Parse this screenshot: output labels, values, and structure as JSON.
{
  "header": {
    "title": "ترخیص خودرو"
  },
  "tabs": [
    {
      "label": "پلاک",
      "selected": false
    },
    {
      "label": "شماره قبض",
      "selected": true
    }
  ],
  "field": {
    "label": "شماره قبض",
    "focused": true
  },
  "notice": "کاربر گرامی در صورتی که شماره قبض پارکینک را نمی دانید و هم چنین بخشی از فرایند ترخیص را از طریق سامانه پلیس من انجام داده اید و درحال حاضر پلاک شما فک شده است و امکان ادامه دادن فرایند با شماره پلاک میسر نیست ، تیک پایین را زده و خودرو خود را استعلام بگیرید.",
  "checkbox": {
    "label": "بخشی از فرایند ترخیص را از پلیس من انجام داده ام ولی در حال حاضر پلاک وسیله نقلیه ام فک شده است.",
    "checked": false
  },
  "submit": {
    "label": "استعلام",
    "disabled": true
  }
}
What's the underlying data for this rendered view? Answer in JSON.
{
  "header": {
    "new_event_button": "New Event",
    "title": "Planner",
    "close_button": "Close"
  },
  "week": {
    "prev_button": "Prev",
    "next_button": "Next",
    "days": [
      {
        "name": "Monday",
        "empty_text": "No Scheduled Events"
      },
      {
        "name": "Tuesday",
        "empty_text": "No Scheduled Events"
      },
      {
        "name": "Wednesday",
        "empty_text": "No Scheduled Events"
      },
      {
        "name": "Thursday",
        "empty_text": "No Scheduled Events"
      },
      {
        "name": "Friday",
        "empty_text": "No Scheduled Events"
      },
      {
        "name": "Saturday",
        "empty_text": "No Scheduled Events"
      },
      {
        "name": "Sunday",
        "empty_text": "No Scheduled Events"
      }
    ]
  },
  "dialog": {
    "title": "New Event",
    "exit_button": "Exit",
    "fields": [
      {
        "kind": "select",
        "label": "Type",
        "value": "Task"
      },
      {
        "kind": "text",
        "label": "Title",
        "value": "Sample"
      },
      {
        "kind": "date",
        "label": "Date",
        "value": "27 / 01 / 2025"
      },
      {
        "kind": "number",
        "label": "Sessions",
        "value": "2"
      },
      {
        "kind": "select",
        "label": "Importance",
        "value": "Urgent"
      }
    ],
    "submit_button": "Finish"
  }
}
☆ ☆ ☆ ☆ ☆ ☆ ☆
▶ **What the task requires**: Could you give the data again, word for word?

▶ **Task response**:
Parse this screenshot: output labels, values, and structure as JSON.
{
  "header": {
    "title": "ترخیص خودرو"
  },
  "tabs": [
    {
      "label": "پلاک",
      "selected": false
    },
    {
      "label": "شماره قبض",
      "selected": true
    }
  ],
  "field": {
    "label": "شماره قبض",
    "focused": true
  },
  "notice": "کاربر گرامی در صورتی که شماره قبض پارکینک را نمی دانید و هم چنین بخشی از فرایند ترخیص را از طریق سامانه پلیس من انجام داده اید و درحال حاضر پلاک شما فک شده است و امکان ادامه دادن فرایند با شماره پلاک میسر نیست ، تیک پایین را زده و خودرو خود را استعلام بگیرید.",
  "checkbox": {
    "label": "بخشی از فرایند ترخیص را از پلیس من انجام داده ام ولی در حال حاضر پلاک وسیله نقلیه ام فک شده است.",
    "checked": false
  },
  "submit": {
    "label": "استعلام",
    "disabled": true
  }
}
What's the underlying data for this rendered view? Answer in JSON.
{
  "header": {
    "new_event_button": "New Event",
    "title": "Planner",
    "close_button": "Close"
  },
  "week": {
    "prev_button": "Prev",
    "next_button": "Next",
    "days": [
      {
        "name": "Monday",
        "empty_text": "No Scheduled Events"
      },
      {
        "name": "Tuesday",
        "empty_text": "No Scheduled Events"
      },
      {
        "name": "Wednesday",
        "empty_text": "No Scheduled Events"
      },
      {
        "name": "Thursday",
        "empty_text": "No Scheduled Events"
      },
      {
        "name": "Friday",
        "empty_text": "No Scheduled Events"
      },
      {
        "name": "Saturday",
        "empty_text": "No Scheduled Events"
      },
      {
        "name": "Sunday",
        "empty_text": "No Scheduled Events"
      }
    ]
  },
  "dialog": {
    "title": "New Event",
    "exit_button": "Exit",
    "fields": [
      {
        "kind": "select",
        "label": "Type",
        "value": "Task"
      },
      {
        "kind": "text",
        "label": "Title",
        "value": "Sample"
      },
      {
        "kind": "date",
        "label": "Date",
        "value": "27 / 01 / 2025"
      },
      {
        "kind": "number",
        "label": "Sessions",
        "value": "2"
      },
      {
        "kind": "select",
        "label": "Importance",
        "value": "Urgent"
      }
    ],
    "submit_button": "Finish"
  }
}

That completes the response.